Kirk’s 47 mile Hunstanton to Cromer walk raises £1,200 for Blesma, a charity which aids limbless veterans

Kirk Bowett and Richard Newman

Kirk Bowett and Richard Newman - Credit: Archant

A military veteran has raised over £1,200 for charity by undertaking a 47-mile sponsored walk – and even completed it seven hours ahead of schedule.

Kirk Bowett, of Wisbech, journeyed from Hunstanton to Cromer alongside friends and family to raise money for Blesma, The Limbless Veterans.

The national charity directly supports servicemen and servicewomen who have lost limbs, the use of limbs or the loss of eyesight in service.

Kirk, 37, was also joined on his travels by his colleagues from Landmarc Support Services.

The team’s aim was to complete the walk along the Peddars way coastal route, starting at 8am from Hunstanton Lighthouse and reaching Cromer Pier at a deadline of 8am the following day.
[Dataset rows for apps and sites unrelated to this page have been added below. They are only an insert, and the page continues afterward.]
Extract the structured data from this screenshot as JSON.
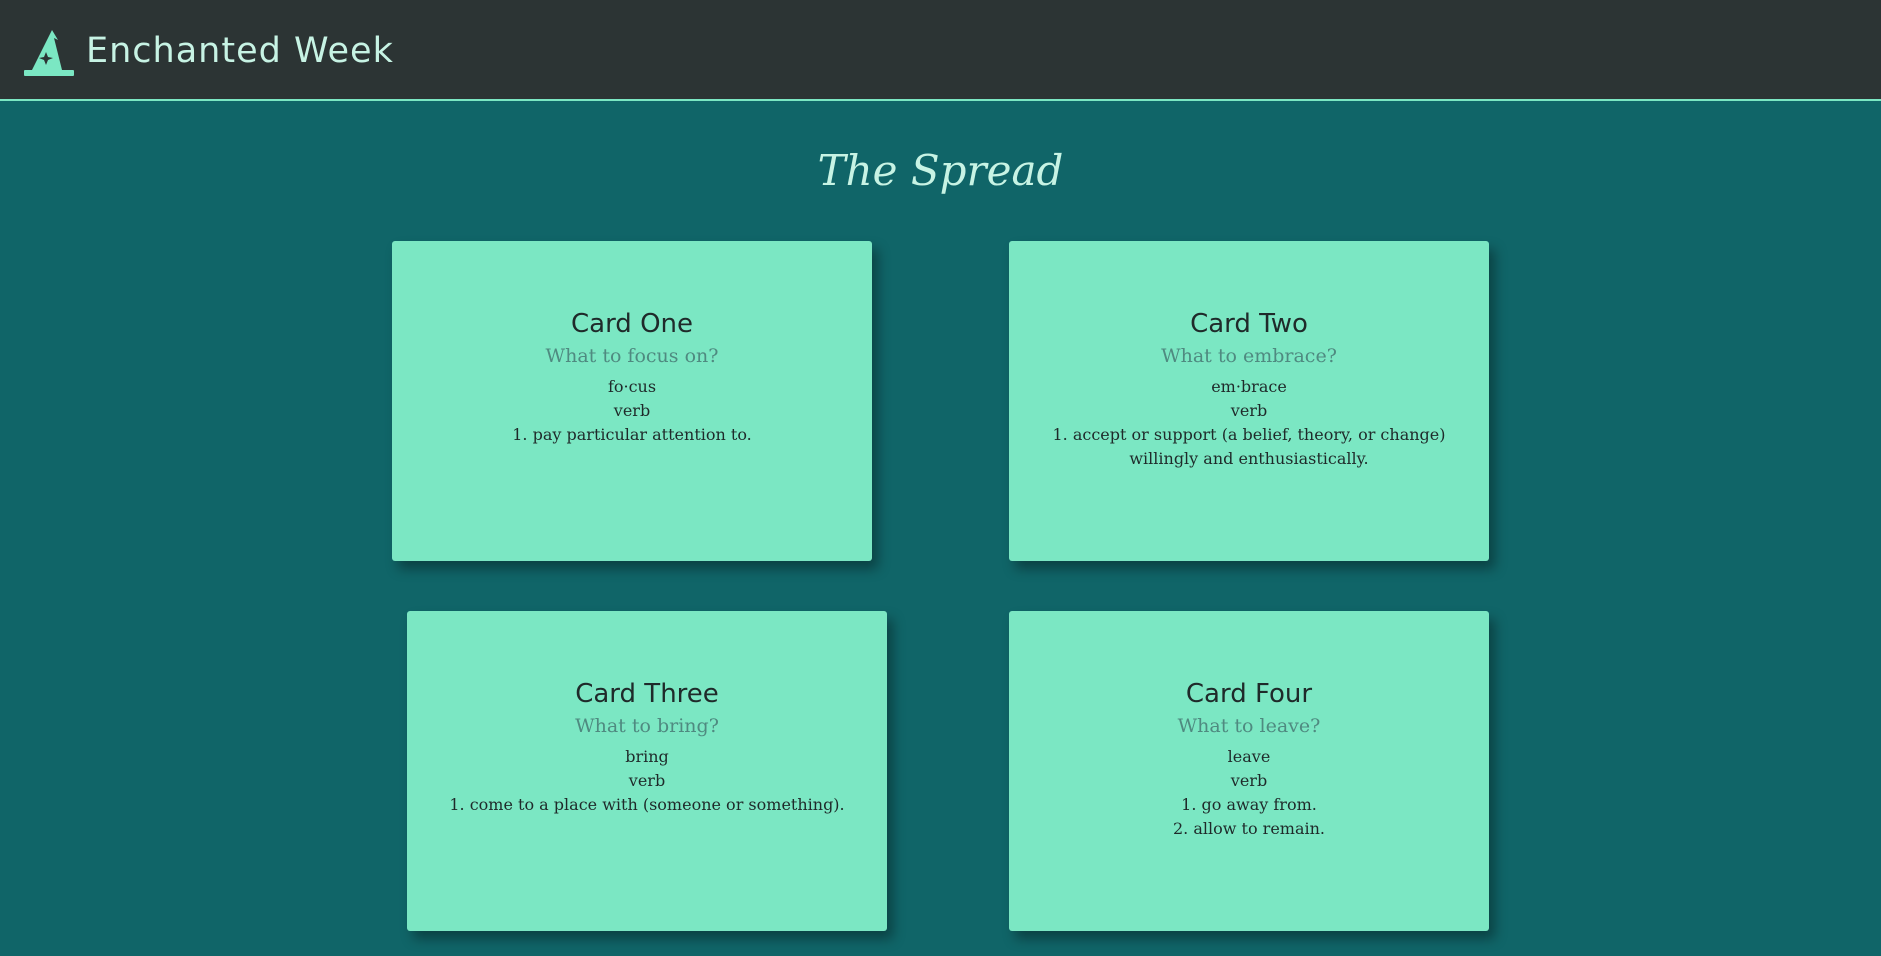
{
  "header": {
    "brand": "Enchanted Week",
    "logo_icon": "wizard-hat-icon",
    "accent_color": "#7be7c3",
    "background_color": "#2c3434"
  },
  "page": {
    "title": "The Spread",
    "background_color": "#106568"
  },
  "cards": [
    {
      "title": "Card One",
      "question": "What to focus on?",
      "word": "fo·cus",
      "part_of_speech": "verb",
      "definitions": [
        "1. pay particular attention to."
      ]
    },
    {
      "title": "Card Two",
      "question": "What to embrace?",
      "word": "em·brace",
      "part_of_speech": "verb",
      "definitions": [
        "1. accept or support (a belief, theory, or change) willingly and enthusiastically."
      ]
    },
    {
      "title": "Card Three",
      "question": "What to bring?",
      "word": "bring",
      "part_of_speech": "verb",
      "definitions": [
        "1. come to a place with (someone or something)."
      ]
    },
    {
      "title": "Card Four",
      "question": "What to leave?",
      "word": "leave",
      "part_of_speech": "verb",
      "definitions": [
        "1. go away from.",
        "2. allow to remain."
      ]
    }
  ]
}
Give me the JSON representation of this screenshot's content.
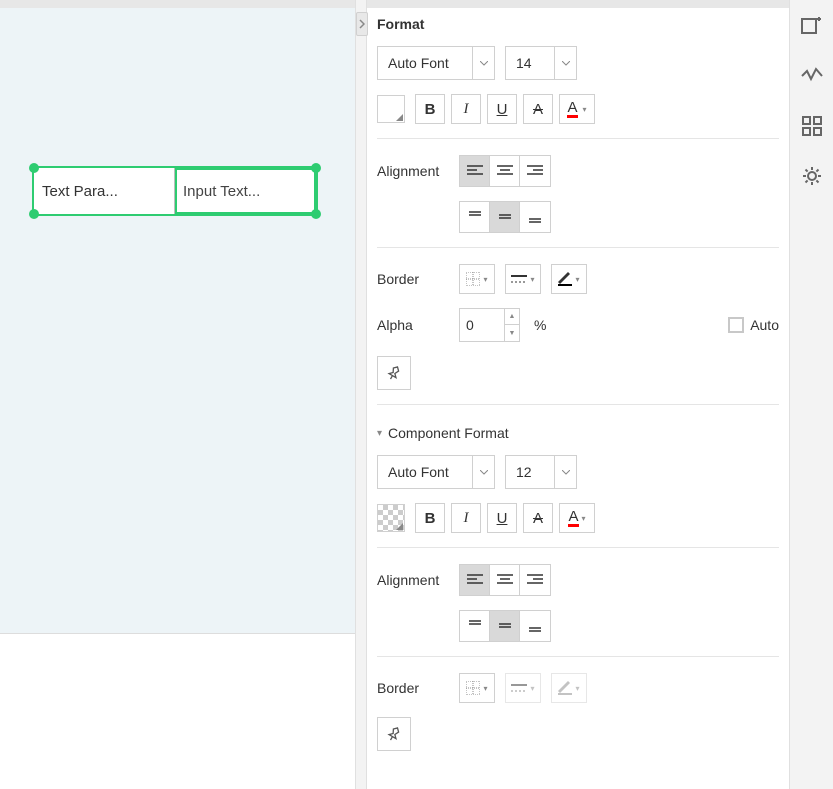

However, even after making a detour of nearly three miles when faced with a high tide in the first few miles of the walk, the team managed to complete the challenge in a record time of just 17 hours.

He said he was inspired when he saw other fundraisers completing the walk and wanted to give something back to Blesma in return for the valuable support they provided after a near-fatal incident in Iraq in 2013.

Most Read

He added: “I have been a member of Blesma for two years.

“After completing 16 years of service with the army back in 2010 I pursued a career in the Middle East as a private security contractor.

“Whilst working in Iraq in 2013 my vehicle was hit by a blast whilst escorting clients to Baghdad

“The incident resulted in serious injuries for me including loss of my left arm below the elbow and the reconstruction of my right foot.”

Since recovering from his injuries he has been welcomed in to a unique club of inspirational individuals.

“Blesma has provided help decorating our new home and in two years I have had the opportunity to visit Colorado twice, on winter and summer expeditions with other injured veterans,” he added.

“Being a veteran in civilian life can be a hard adaptation, and that coupled with limb loss and PTSD can leave people extremely isolated, even if they do not show it on the surface.

“Blesma has enabled me to meet fellow veterans who have developed a unique brother/sisterhood and support network.”

To donate, visit: